All of that said, there are tons of great smartphone cameras available today. To separate themselves from the pack a bit, LG has included a secondary camera with a wide-angle lens. The 8MP shooter takes solid images, but with a 135-degree field of view, you can capture more than you can on just about any other smartphone. It’s an awesome addition that I absolutely love, and it’s also the first dual-camera setup that has ever proved useful in my opinion.

LG G5 Sample Photos

The Little Things

Audio

  • The speaker on the LG G5 is downward facing which is most certainly better than what was on the LG G4, but it’s also a solid little speaker. Audio sounds good, volume gets respectably loud, and I really don’t have any big complaints.

Curved Glass

  • One thing to note about the G5’s design is the curved glass on the top of the device. At the very top it slides down and for whatever reason, I absolutely loved this. It looks a bit weird, but it feels so smooth when you’re pulling down the notification shade. Other than that though, I don’t think it serves any other purpose.

Final Thoughts

At the time of this review, the LG G5 has been out for a few weeks. So far there hasn’t been a single positive review, and sadly, I have to join the party. The LG G5 is a decent smartphone and has a lot of good attributes, but at the end of the day I simply cannot tell you that you should go buy this device. Competitors phones such as the Galaxy S7 and the newer HTC 10 both have many more highlights, and for the price, I can’t think of a real reason why the G5 would be better, except maybe for the removable battery. Even then, I don’t think it justifies all the downsides.
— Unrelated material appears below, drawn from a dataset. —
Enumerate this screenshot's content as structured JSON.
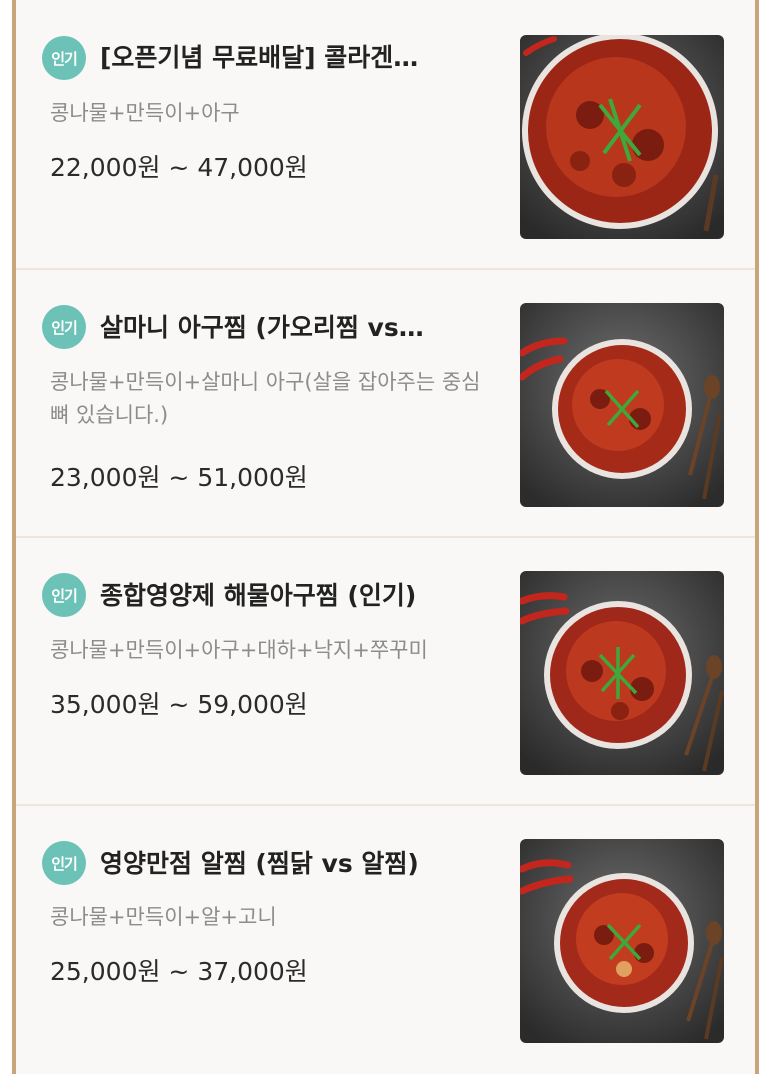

If you get the G5 on a deal, a really good deal, then by all means go for it. However if you’re using a payment plan or paying full retail, then I’d spring for something like the Galaxy S7 as I feel you’ll be far more satisfied overall with it.